by Max Yellstrom, Professional Golf Management major
Killing millions of ash trees in North America and endangering the other 7.5 billion, the emerald ash rorer is a lethal insect. It is a tragedy what these malignant creatures do to Mother Nature’s beauty, but it hurts me personally when they turn a majestic golf course into an eyesore.
I bet you are picturing this ugly thing munching away on trees like I imagined, but in fact, it is their larva (babies) that do the fatal damage. The adults only nibble on the foliage while the larva eats the inside of the ash tree. The tree then has trouble transporting water and nutrients and eventually will die.
Coming to North America in 2002, it was an unexpected and unpleasant intruder. Discovered in Michigan, the emerald ash borer has taken its toll. Many golf courses have a significant amount of Ash trees, an unfortunately now, some do not.
I have been to several golf courses in Ohio that have been affected by the deadly bug. Instead of perfectly manicured fairways and rough, there are piles of lumber and dead grass where it once sat. The smell of bonfire is overwhelming while the ash tree is being burned only a 9-iron away.
If you were a golf course designer, or anyone planting a tree at that matter, would you choose to grow an ash tree knowing what could happen? I doubt that golf course designers are electing to plant ash trees near the areas where the bug has been discovered.
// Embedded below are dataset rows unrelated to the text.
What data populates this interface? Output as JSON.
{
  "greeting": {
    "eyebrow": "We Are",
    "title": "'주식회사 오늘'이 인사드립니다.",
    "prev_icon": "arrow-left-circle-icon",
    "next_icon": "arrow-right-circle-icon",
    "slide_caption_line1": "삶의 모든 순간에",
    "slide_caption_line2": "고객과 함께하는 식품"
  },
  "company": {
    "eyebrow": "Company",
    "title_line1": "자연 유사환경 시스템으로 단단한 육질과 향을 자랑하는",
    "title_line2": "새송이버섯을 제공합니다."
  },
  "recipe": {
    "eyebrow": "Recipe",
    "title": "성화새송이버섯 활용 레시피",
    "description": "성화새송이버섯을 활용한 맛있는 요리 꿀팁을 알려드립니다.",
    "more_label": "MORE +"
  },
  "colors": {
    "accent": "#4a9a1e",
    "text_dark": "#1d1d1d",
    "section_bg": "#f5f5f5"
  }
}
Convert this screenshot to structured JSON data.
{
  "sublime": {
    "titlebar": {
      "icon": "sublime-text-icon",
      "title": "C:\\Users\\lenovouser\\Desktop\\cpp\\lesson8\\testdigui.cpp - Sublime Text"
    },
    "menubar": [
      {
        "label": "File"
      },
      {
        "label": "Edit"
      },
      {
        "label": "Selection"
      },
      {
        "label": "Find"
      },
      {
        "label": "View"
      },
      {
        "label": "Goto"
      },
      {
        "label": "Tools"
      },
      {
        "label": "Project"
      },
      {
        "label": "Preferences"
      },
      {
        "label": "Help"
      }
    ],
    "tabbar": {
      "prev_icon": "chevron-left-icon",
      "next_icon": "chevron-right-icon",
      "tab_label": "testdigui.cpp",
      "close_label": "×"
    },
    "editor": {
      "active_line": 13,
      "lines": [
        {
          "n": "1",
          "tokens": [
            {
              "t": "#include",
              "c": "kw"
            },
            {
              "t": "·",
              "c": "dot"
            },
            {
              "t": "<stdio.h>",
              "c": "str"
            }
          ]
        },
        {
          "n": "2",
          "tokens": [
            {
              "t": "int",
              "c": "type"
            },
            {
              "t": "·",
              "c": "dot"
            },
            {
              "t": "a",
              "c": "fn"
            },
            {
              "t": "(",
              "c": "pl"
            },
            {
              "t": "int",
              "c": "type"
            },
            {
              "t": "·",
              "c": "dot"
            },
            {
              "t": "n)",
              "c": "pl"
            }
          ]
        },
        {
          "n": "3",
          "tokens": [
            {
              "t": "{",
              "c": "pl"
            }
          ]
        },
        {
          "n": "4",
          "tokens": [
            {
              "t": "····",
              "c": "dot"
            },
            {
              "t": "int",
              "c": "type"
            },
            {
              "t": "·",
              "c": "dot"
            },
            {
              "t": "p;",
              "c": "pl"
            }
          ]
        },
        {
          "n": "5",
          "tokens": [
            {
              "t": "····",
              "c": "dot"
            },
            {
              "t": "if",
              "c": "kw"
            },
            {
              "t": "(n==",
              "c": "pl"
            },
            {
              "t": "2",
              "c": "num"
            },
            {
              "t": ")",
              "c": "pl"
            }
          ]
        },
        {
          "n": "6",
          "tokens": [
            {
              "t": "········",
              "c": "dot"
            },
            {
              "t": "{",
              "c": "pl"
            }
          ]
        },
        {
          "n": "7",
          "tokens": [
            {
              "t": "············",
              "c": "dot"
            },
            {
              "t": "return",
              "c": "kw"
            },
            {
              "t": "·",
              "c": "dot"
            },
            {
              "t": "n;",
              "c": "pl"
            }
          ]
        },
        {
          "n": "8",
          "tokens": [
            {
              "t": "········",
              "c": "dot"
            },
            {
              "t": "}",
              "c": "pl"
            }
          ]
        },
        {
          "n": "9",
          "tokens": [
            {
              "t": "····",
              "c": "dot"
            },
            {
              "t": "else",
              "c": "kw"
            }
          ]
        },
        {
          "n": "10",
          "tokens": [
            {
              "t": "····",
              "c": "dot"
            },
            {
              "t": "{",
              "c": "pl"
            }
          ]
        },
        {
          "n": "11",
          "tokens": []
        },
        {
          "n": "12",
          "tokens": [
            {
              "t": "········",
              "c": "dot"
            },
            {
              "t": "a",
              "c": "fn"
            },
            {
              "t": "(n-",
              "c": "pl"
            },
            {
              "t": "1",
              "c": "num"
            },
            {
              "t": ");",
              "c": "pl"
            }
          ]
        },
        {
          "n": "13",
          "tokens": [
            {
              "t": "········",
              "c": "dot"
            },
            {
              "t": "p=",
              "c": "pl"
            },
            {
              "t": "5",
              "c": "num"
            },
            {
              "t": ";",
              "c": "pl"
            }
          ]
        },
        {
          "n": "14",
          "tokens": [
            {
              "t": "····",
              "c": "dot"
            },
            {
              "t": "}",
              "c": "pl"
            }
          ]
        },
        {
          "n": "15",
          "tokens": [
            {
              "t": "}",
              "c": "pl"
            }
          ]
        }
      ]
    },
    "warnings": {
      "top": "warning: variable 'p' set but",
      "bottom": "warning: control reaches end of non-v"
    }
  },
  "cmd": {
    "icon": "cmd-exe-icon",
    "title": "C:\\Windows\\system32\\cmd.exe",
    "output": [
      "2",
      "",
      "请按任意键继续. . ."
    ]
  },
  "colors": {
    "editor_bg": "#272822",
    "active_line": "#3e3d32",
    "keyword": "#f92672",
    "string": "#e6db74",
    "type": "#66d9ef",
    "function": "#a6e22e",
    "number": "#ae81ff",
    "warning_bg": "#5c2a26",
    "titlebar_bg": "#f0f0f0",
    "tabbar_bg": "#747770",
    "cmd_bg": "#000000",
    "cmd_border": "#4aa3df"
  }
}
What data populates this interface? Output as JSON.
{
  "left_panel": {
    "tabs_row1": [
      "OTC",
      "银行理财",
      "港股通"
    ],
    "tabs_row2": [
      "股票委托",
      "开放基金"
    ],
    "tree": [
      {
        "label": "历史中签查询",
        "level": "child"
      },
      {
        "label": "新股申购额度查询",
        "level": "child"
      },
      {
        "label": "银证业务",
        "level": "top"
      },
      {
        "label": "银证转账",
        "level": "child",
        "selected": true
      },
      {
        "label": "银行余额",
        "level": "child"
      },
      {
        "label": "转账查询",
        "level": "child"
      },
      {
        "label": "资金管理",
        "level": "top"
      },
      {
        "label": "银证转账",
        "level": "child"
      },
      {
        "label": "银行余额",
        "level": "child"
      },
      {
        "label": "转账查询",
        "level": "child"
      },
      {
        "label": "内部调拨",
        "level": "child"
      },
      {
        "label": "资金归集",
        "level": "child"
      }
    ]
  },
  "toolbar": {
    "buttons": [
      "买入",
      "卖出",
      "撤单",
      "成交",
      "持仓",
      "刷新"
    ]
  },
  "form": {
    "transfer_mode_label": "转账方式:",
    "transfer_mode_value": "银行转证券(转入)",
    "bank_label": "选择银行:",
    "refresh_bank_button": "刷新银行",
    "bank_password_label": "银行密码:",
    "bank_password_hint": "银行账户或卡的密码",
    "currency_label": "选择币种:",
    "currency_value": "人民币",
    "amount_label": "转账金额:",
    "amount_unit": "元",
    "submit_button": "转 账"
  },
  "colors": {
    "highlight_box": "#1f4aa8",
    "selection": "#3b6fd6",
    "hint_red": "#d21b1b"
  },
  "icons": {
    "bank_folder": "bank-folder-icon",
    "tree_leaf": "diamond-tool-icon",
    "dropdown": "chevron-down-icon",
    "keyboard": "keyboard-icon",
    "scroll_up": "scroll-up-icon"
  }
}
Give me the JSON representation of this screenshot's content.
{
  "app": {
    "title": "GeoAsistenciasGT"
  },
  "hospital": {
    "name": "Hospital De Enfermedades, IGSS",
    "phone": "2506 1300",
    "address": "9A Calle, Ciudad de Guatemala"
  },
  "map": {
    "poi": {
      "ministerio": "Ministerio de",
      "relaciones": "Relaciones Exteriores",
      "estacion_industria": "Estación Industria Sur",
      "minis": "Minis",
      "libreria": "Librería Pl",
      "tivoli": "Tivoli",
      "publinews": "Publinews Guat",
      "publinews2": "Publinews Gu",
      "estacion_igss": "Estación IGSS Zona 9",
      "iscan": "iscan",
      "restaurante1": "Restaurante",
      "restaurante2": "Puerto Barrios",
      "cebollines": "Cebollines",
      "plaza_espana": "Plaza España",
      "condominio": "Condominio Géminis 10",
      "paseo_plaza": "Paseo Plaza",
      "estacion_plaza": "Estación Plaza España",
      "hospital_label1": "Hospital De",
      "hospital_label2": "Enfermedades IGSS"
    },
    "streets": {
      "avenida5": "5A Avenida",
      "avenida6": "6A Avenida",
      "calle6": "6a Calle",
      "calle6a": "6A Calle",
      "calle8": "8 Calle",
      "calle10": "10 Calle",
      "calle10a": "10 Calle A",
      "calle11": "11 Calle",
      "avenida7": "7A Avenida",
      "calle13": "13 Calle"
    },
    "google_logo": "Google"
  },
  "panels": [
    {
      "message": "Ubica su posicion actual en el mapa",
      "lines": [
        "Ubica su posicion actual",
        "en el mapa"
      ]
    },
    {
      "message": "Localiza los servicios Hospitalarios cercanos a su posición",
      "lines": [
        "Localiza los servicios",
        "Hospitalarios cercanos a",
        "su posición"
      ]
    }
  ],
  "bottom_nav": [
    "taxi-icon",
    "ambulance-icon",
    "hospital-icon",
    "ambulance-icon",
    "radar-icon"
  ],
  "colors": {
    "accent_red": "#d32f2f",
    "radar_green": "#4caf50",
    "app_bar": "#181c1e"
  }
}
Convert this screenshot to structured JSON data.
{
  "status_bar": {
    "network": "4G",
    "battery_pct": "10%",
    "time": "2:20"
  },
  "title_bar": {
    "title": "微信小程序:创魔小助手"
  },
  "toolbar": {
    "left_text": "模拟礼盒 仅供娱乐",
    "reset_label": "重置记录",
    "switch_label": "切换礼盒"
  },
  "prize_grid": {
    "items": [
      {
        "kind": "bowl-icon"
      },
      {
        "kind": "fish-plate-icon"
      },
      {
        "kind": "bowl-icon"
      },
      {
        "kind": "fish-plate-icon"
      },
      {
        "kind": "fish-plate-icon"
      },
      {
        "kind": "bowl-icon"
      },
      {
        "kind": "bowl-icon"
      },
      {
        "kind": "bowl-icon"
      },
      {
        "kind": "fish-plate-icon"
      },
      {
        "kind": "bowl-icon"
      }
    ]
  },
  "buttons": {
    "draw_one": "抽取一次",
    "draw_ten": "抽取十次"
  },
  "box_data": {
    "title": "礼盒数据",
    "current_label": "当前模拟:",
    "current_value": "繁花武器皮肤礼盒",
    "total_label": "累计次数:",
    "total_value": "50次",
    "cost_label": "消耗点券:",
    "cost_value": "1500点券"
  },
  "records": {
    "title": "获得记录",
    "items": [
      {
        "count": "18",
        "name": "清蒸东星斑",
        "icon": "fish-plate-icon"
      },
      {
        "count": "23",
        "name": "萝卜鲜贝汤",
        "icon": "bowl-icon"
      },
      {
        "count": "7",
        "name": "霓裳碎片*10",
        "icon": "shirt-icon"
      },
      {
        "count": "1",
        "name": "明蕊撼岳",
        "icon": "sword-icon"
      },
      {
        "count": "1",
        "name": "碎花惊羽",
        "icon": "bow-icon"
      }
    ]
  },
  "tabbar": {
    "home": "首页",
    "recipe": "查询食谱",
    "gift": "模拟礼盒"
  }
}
What does this mean for the future of the ash tree?
This blog post was an assignment for Societal Issues: Pesticides, Alternatives and the Environment (PLNTPTH 4597). The views expressed are those of the author and do not necessarily reflect the views of the class, Department of Plant Pathology or the instructor.